A CAMPAIGN to have the, yet-to-open, community centre in Barry’s Cemetery Approach named after Wales’ first black councillor, has been launched.

Former Labour Vale MP general election candidate and member of the Stand Up To Racism Cardiff and Vale co-ordinating group, Belinda Loveluck-Edwards wants Barry Town Council (BTC) to name the facility after Elvira Gwenllian Payne (nee Hinds).

Councillor Payne, who was born in Morgan Street, Barry, in 1917 and died in 2007, was the 1979 BTC deputy mayor and the Vale of Glamorgan mayoress from 1974 to 1976.

Campaigners at the Barry Black Lives Matters demonstration, in June, said the Vale council naming the Alexandra Gardens community centre after former Labour leader, Cllr Margaret Alexander was an example of “white privilege”.

Campaigners are urging people to sign a petition recognising Mrs Hinds-Payne's contribution to Barry.


Your chance to name Barry's newest community building

"No justice, no peace," - chant hundreds of Black Lives Matters protestors in Barry

Margaret Alexander Community Centre opens

‘Gwen’, as she was known, worked in a munitions factory, in Pontypool, and in London caring for an elderly man.

She worked or volunteered for roles which included the Good Street Neighbours organisation and she was assistant secretary of the O.A.P welfare committee.

With husband Colin Payne, she was a member of the Royal Naval Auxiliary Service and she was the founding secretary and organiser for Guide Dogs For the Blind – visiting Cardiff prison four times.

She was a collector for Tenovus Cancer Research and a school meals supervisor at Colcot school for 14 years and a founder member of the Buttrills community centre with the help of her husband and her brother Darwin.

She was the first member of the hospital discharge scheme for Barry in 1991; president of the arthritis care committee for three years; a committee member on the Clarion committee for the Colcot area and a member of the road safety committee.

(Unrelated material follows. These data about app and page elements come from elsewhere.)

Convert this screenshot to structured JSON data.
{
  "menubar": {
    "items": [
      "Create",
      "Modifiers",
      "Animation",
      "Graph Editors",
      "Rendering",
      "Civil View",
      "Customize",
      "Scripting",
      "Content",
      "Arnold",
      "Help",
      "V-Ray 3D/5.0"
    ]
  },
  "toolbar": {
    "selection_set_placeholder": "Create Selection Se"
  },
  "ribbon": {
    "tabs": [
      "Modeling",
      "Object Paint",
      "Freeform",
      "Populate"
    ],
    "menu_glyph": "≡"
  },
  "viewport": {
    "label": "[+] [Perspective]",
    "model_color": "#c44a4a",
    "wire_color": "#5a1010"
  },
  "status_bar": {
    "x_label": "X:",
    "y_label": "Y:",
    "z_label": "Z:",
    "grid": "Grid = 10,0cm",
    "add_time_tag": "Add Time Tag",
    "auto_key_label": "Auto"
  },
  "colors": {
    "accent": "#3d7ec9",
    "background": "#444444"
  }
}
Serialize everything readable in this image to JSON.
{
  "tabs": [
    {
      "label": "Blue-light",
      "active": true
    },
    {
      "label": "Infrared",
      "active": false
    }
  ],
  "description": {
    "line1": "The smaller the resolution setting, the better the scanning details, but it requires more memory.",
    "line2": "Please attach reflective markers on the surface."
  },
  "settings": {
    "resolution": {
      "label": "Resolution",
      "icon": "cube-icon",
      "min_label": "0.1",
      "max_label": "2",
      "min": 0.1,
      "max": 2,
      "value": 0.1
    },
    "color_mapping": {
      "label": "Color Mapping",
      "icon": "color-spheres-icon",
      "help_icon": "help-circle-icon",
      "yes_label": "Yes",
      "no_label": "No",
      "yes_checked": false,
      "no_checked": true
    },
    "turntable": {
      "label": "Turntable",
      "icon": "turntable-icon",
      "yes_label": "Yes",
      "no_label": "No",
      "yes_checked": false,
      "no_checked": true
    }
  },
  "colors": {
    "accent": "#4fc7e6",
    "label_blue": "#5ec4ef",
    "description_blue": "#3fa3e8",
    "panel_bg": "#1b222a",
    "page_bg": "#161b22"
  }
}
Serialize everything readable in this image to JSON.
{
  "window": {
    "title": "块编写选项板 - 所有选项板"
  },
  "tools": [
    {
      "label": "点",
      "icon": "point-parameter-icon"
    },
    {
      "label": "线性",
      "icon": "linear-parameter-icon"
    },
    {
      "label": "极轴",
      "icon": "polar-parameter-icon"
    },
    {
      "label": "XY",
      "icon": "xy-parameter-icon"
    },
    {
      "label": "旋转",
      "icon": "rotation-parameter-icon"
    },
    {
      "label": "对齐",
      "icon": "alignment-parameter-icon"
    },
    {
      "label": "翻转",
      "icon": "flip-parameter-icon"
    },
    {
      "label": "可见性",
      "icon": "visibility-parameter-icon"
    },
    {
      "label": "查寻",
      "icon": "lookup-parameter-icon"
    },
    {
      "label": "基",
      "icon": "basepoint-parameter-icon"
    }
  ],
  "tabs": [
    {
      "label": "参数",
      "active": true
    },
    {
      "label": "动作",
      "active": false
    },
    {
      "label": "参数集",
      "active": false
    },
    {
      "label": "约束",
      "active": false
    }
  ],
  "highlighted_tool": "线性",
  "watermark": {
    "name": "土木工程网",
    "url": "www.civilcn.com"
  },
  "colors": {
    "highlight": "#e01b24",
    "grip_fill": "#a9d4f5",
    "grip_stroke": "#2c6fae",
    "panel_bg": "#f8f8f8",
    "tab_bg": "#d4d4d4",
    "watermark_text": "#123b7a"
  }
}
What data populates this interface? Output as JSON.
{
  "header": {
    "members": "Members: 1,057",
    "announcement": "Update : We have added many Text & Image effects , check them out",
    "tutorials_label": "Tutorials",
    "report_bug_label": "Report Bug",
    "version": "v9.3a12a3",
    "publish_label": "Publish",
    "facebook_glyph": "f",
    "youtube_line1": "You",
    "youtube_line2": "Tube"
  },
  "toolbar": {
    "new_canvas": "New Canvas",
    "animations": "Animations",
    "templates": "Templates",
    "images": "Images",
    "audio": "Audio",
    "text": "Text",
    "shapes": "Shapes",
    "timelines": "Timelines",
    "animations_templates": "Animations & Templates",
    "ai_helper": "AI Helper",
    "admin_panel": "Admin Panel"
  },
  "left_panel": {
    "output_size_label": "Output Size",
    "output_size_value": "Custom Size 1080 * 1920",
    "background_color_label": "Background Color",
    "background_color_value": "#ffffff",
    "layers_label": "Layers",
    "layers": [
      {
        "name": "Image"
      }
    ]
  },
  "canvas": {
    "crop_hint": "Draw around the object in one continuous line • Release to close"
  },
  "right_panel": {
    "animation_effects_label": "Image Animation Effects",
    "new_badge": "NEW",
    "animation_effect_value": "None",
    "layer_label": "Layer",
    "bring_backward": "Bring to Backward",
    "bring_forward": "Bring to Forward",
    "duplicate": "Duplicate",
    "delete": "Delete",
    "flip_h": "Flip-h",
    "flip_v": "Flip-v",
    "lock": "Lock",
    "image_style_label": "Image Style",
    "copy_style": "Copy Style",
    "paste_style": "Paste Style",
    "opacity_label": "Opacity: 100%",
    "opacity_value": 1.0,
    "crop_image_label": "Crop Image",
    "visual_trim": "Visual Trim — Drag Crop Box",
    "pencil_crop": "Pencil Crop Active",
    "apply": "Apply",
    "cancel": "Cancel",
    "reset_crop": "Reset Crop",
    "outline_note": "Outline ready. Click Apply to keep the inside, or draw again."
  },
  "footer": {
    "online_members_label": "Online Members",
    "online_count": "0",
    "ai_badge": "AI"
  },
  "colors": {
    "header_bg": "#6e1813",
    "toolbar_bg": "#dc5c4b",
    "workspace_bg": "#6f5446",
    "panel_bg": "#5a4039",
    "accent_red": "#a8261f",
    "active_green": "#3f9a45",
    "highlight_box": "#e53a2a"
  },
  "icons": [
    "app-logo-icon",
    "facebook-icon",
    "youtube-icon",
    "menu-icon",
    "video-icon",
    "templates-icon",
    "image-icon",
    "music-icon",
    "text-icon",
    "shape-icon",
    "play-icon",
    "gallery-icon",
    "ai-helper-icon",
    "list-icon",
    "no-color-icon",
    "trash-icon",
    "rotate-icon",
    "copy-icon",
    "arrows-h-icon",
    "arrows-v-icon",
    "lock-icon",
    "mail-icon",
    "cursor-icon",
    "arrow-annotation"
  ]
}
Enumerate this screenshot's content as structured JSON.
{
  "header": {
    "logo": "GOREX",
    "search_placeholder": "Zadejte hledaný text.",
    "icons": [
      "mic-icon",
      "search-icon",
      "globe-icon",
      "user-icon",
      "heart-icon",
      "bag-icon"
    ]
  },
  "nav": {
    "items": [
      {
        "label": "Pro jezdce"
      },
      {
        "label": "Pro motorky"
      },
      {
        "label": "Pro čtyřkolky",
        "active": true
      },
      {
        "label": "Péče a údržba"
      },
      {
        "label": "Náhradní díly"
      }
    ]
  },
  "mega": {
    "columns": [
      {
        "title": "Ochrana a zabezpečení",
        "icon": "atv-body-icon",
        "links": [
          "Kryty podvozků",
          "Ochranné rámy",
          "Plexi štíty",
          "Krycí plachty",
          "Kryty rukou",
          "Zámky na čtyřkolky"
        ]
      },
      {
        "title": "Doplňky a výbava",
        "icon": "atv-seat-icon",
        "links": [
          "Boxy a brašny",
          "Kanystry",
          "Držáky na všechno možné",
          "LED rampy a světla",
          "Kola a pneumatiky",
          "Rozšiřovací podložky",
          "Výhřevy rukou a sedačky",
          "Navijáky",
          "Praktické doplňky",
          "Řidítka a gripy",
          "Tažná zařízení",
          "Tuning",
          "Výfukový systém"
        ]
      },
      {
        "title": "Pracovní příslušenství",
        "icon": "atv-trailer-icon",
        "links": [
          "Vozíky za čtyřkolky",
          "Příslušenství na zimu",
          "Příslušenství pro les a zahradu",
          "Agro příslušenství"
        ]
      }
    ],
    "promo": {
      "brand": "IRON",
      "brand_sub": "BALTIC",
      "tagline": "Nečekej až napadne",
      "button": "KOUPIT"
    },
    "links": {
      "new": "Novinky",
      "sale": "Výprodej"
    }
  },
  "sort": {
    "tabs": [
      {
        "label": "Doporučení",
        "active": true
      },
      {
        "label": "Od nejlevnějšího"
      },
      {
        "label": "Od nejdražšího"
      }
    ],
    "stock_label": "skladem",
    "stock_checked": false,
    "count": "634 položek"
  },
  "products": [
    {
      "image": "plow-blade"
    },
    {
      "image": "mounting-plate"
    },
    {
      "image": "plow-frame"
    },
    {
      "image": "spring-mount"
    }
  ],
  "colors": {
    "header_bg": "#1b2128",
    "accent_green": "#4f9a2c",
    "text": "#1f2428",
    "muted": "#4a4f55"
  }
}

Mrs Loveluck-Edwards, of Rhoose, said: “The petition is to give Gwen formal recognition for her contribution to Barry and the Vale.

“Her role as a councillor here in Barry was all the more significant because she was the first black female councillor in Wales, something that should be recognised and celebrated.

“The best way to achieve this is for a lasting memorial, but not through a plaque or stone statue, but through a centre that will bring together our community and reflect the work that Gwen was at the heart of in her time.

“This would be a fitting tribute to Gwen, to her legacy and of course to celebrate the diversity of the Vale.

“At a time when we have witnessed injustice and the rise of racism and hate related crime, naming a centre in memory of Gwen sends a strong message to current and future generations living here that Black Lives Matter and that diversity enables us to all walk through this world together.”

“The petition was set up during discussions with members of the Barry community following our Black Lives Matter protest at King Square,” Mrs Loveluck-Edwards said. “It became apparent that so many people remembered her, referenced her as “auntie Gwen” or as someone their parents fondly remembered.

“It also became apparent that there was no tribute or information readily available around the area that highlighted her contribution to the community.

“I decided to create the petition to build support and explain why the centre should be named in memory of Gwen Hinds.

“We know that there are other, equally worthy members of our community who could have the centre named in their memory, but it is time - 13 years after her death - to say thank you in this way.”

She added: “We are calling on the councillors to recognise the petition to acknowledge that now, when our society most needs to hear all voices, they give credit to this wonderful woman who was much admired and lived and breathed Barry.

“We have been amazed at the level of support, we have received so many messages from people who remember Gwen and her brother, Darwin and of course the work that they did without seeking any praise or recognition.

“To many she was auntie Gwen, to others she was a good neighbour who always had time for people, who helped create local community groups that still exist today and of course she was a black woman, the first black woman councillor in Wales – something Barry residents should be very proud of.

“She did so much for her community, without seeking anything in return.

“Stand Up To Racism Cardiff and Vale will be writing to the chief officer to ask for clarification on the process so that we can understand what more we need to do to widen the campaign to give Gwen a fitting legacy.”

Visit https://www.change.org/p/barry-town-council-to-name-a-community-centre-in-memory-of-the-first-black-female-councillor-in-wales